A recent, noteworthy accomplishment for the cell culture team was freezing a total of 48 cell lines from 46 new individuals in August 2023. Seven of these were also new species to the collection, including a green and black poison dart frog, Argentine racer (snake), Inca tern (bird) and red-and-blue lory (endangered bird). The last time 40 or more new individuals were cryopreserved in a single month was June 2015. An average of 245 new individuals are added to the collection annually, approximately 40 of which represent species that were not previously represented in the Frozen Zoo.
The San Diego Zoo Wildlife Alliance’s Frozen Zoo team receives and shares samples and data with hundreds of scientific collaborators worldwide to aid in conservation efforts. In addition, they offer their expertise to other organizations on how to acquire samples from deceased wildlife, establishing cell lines and studying chromosomes.
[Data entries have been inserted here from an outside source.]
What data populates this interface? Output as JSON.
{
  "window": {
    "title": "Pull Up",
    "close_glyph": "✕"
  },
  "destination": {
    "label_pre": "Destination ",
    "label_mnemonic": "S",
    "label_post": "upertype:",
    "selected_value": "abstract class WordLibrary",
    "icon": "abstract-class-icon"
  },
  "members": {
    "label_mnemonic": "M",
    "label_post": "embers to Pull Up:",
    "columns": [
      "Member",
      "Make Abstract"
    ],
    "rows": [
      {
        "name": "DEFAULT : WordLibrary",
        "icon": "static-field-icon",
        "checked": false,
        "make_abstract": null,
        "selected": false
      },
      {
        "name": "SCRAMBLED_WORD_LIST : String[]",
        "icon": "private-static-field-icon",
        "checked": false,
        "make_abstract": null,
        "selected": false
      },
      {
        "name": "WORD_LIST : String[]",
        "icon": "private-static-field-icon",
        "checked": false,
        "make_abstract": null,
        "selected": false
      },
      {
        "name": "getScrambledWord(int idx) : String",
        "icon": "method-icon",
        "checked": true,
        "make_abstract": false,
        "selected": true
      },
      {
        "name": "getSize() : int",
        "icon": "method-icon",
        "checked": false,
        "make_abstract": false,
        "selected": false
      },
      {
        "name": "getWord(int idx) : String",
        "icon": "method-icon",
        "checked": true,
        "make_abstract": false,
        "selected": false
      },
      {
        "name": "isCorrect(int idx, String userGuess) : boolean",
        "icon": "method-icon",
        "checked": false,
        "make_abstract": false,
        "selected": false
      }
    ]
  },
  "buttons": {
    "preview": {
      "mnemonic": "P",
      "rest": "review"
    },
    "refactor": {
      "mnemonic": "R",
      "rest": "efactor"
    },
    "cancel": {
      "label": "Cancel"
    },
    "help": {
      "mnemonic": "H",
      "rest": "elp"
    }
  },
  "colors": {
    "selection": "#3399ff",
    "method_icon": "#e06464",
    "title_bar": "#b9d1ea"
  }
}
“Dr. Kurt Benirschke, who founded the Frozen Zoo in 1975, had this vision from its inception and predicted there would be future uses for the cells beyond anything imaginable in the 1970s,” said Houck. “Recently, skin cells stored in the San Diego Zoo Wildlife Alliance’s Frozen Zoo were provided to collaborators to produce genetically unrepresented clones of two endangered species: a black-footed ferret and two Przewalski’s horses.” With applications including assisted reproduction, stem cell technology, evolutionary biology and wildlife medicine, the Frozen Zoo has the potential to become one of the most important resources for the future of species conservation.
About San Diego Zoo Wildlife Alliance
San Diego Zoo Wildlife Alliance, a nonprofit conservation leader, inspires passion for nature and collaboration for a healthier world. The Alliance supports innovative conservation science through global partnerships. Through wildlife care, science expertise and collaboration, more than 44 endangered species have been reintroduced to native habitats. Annually, the Alliance reaches over 1 billion people, in person at the San Diego Zoo and San Diego Zoo Safari Park, and virtually in 150 countries through media channels, including San Diego Zoo Wildlife Explorers television programming in children’s hospitals in 13 countries. Wildlife Allies—members, donors and guests—make success possible.
- Photos and B-roll of Frozen Zoo and frozen cell samples